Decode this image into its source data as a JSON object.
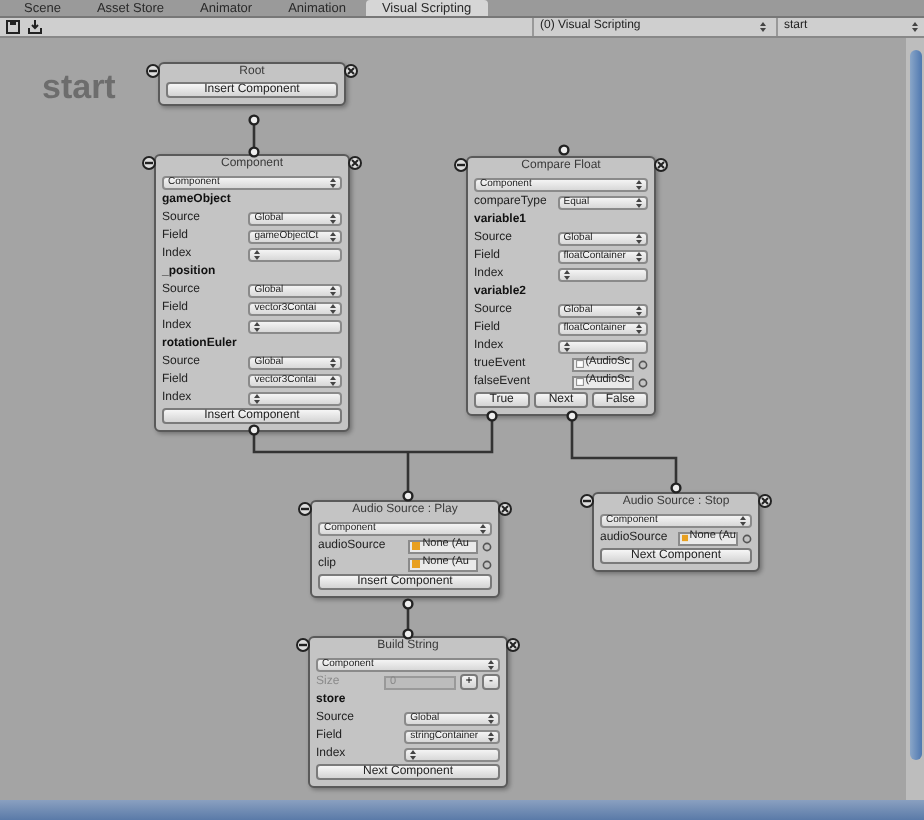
{
  "tabs": [
    {
      "label": "Scene",
      "selected": false
    },
    {
      "label": "Asset Store",
      "selected": false
    },
    {
      "label": "Animator",
      "selected": false
    },
    {
      "label": "Animation",
      "selected": false
    },
    {
      "label": "Visual Scripting",
      "selected": true
    }
  ],
  "toolbar": {
    "graph_select": "(0) Visual Scripting",
    "state_select": "start"
  },
  "canvas": {
    "state_label": "start",
    "nodes": [
      {
        "title": "Root",
        "rows": [
          {
            "kind": "button",
            "label": "Insert Component"
          }
        ]
      },
      {
        "title": "Component",
        "rows": [
          {
            "kind": "select",
            "value": "Component"
          },
          {
            "kind": "header",
            "label": "gameObject"
          },
          {
            "kind": "field",
            "label": "Source",
            "value": "Global"
          },
          {
            "kind": "field",
            "label": "Field",
            "value": "gameObjectCt"
          },
          {
            "kind": "field",
            "label": "Index"
          },
          {
            "kind": "header",
            "label": "_position"
          },
          {
            "kind": "field",
            "label": "Source",
            "value": "Global"
          },
          {
            "kind": "field",
            "label": "Field",
            "value": "vector3Contai"
          },
          {
            "kind": "field",
            "label": "Index"
          },
          {
            "kind": "header",
            "label": "rotationEuler"
          },
          {
            "kind": "field",
            "label": "Source",
            "value": "Global"
          },
          {
            "kind": "field",
            "label": "Field",
            "value": "vector3Contai"
          },
          {
            "kind": "field",
            "label": "Index"
          },
          {
            "kind": "button",
            "label": "Insert Component"
          }
        ]
      },
      {
        "title": "Compare Float",
        "rows": [
          {
            "kind": "select",
            "value": "Component"
          },
          {
            "kind": "field",
            "label": "compareType",
            "value": "Equal"
          },
          {
            "kind": "header",
            "label": "variable1"
          },
          {
            "kind": "field",
            "label": "Source",
            "value": "Global"
          },
          {
            "kind": "field",
            "label": "Field",
            "value": "floatContainer"
          },
          {
            "kind": "field",
            "label": "Index"
          },
          {
            "kind": "header",
            "label": "variable2"
          },
          {
            "kind": "field",
            "label": "Source",
            "value": "Global"
          },
          {
            "kind": "field",
            "label": "Field",
            "value": "floatContainer"
          },
          {
            "kind": "field",
            "label": "Index"
          },
          {
            "kind": "event",
            "label": "trueEvent",
            "value": "(AudioSc"
          },
          {
            "kind": "event",
            "label": "falseEvent",
            "value": "(AudioSc"
          },
          {
            "kind": "buttons",
            "labels": [
              "True",
              "Next",
              "False"
            ]
          }
        ]
      },
      {
        "title": "Audio Source : Play",
        "rows": [
          {
            "kind": "select",
            "value": "Component"
          },
          {
            "kind": "object",
            "label": "audioSource",
            "value": "None (Au"
          },
          {
            "kind": "object",
            "label": "clip",
            "value": "None (Au"
          },
          {
            "kind": "button",
            "label": "Insert Component"
          }
        ]
      },
      {
        "title": "Audio Source : Stop",
        "rows": [
          {
            "kind": "select",
            "value": "Component"
          },
          {
            "kind": "object",
            "label": "audioSource",
            "value": "None (Au"
          },
          {
            "kind": "button",
            "label": "Next Component"
          }
        ]
      },
      {
        "title": "Build String",
        "rows": [
          {
            "kind": "select",
            "value": "Component"
          },
          {
            "kind": "size",
            "label": "Size",
            "value": "0",
            "plus": "+",
            "minus": "-",
            "disabled": true
          },
          {
            "kind": "header",
            "label": "store"
          },
          {
            "kind": "field",
            "label": "Source",
            "value": "Global"
          },
          {
            "kind": "field",
            "label": "Field",
            "value": "stringContainer"
          },
          {
            "kind": "field",
            "label": "Index"
          },
          {
            "kind": "button",
            "label": "Next Component"
          }
        ]
      }
    ]
  }
}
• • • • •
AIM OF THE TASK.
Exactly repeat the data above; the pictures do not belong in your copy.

TASK RESPONSE.
Decode this image into its source data as a JSON object.
{
  "tabs": [
    {
      "label": "Scene",
      "selected": false
    },
    {
      "label": "Asset Store",
      "selected": false
    },
    {
      "label": "Animator",
      "selected": false
    },
    {
      "label": "Animation",
      "selected": false
    },
    {
      "label": "Visual Scripting",
      "selected": true
    }
  ],
  "toolbar": {
    "graph_select": "(0) Visual Scripting",
    "state_select": "start"
  },
  "canvas": {
    "state_label": "start",
    "nodes": [
      {
        "title": "Root",
        "rows": [
          {
            "kind": "button",
            "label": "Insert Component"
          }
        ]
      },
      {
        "title": "Component",
        "rows": [
          {
            "kind": "select",
            "value": "Component"
          },
          {
            "kind": "header",
            "label": "gameObject"
          },
          {
            "kind": "field",
            "label": "Source",
            "value": "Global"
          },
          {
            "kind": "field",
            "label": "Field",
            "value": "gameObjectCt"
          },
          {
            "kind": "field",
            "label": "Index"
          },
          {
            "kind": "header",
            "label": "_position"
          },
          {
            "kind": "field",
            "label": "Source",
            "value": "Global"
          },
          {
            "kind": "field",
            "label": "Field",
            "value": "vector3Contai"
          },
          {
            "kind": "field",
            "label": "Index"
          },
          {
            "kind": "header",
            "label": "rotationEuler"
          },
          {
            "kind": "field",
            "label": "Source",
            "value": "Global"
          },
          {
            "kind": "field",
            "label": "Field",
            "value": "vector3Contai"
          },
          {
            "kind": "field",
            "label": "Index"
          },
          {
            "kind": "button",
            "label": "Insert Component"
          }
        ]
      },
      {
        "title": "Compare Float",
        "rows": [
          {
            "kind": "select",
            "value": "Component"
          },
          {
            "kind": "field",
            "label": "compareType",
            "value": "Equal"
          },
          {
            "kind": "header",
            "label": "variable1"
          },
          {
            "kind": "field",
            "label": "Source",
            "value": "Global"
          },
          {
            "kind": "field",
            "label": "Field",
            "value": "floatContainer"
          },
          {
            "kind": "field",
            "label": "Index"
          },
          {
            "kind": "header",
            "label": "variable2"
          },
          {
            "kind": "field",
            "label": "Source",
            "value": "Global"
          },
          {
            "kind": "field",
            "label": "Field",
            "value": "floatContainer"
          },
          {
            "kind": "field",
            "label": "Index"
          },
          {
            "kind": "event",
            "label": "trueEvent",
            "value": "(AudioSc"
          },
          {
            "kind": "event",
            "label": "falseEvent",
            "value": "(AudioSc"
          },
          {
            "kind": "buttons",
            "labels": [
              "True",
              "Next",
              "False"
            ]
          }
        ]
      },
      {
        "title": "Audio Source : Play",
        "rows": [
          {
            "kind": "select",
            "value": "Component"
          },
          {
            "kind": "object",
            "label": "audioSource",
            "value": "None (Au"
          },
          {
            "kind": "object",
            "label": "clip",
            "value": "None (Au"
          },
          {
            "kind": "button",
            "label": "Insert Component"
          }
        ]
      },
      {
        "title": "Audio Source : Stop",
        "rows": [
          {
            "kind": "select",
            "value": "Component"
          },
          {
            "kind": "object",
            "label": "audioSource",
            "value": "None (Au"
          },
          {
            "kind": "button",
            "label": "Next Component"
          }
        ]
      },
      {
        "title": "Build String",
        "rows": [
          {
            "kind": "select",
            "value": "Component"
          },
          {
            "kind": "size",
            "label": "Size",
            "value": "0",
            "plus": "+",
            "minus": "-",
            "disabled": true
          },
          {
            "kind": "header",
            "label": "store"
          },
          {
            "kind": "field",
            "label": "Source",
            "value": "Global"
          },
          {
            "kind": "field",
            "label": "Field",
            "value": "stringContainer"
          },
          {
            "kind": "field",
            "label": "Index"
          },
          {
            "kind": "button",
            "label": "Next Component"
          }
        ]
      }
    ]
  }
}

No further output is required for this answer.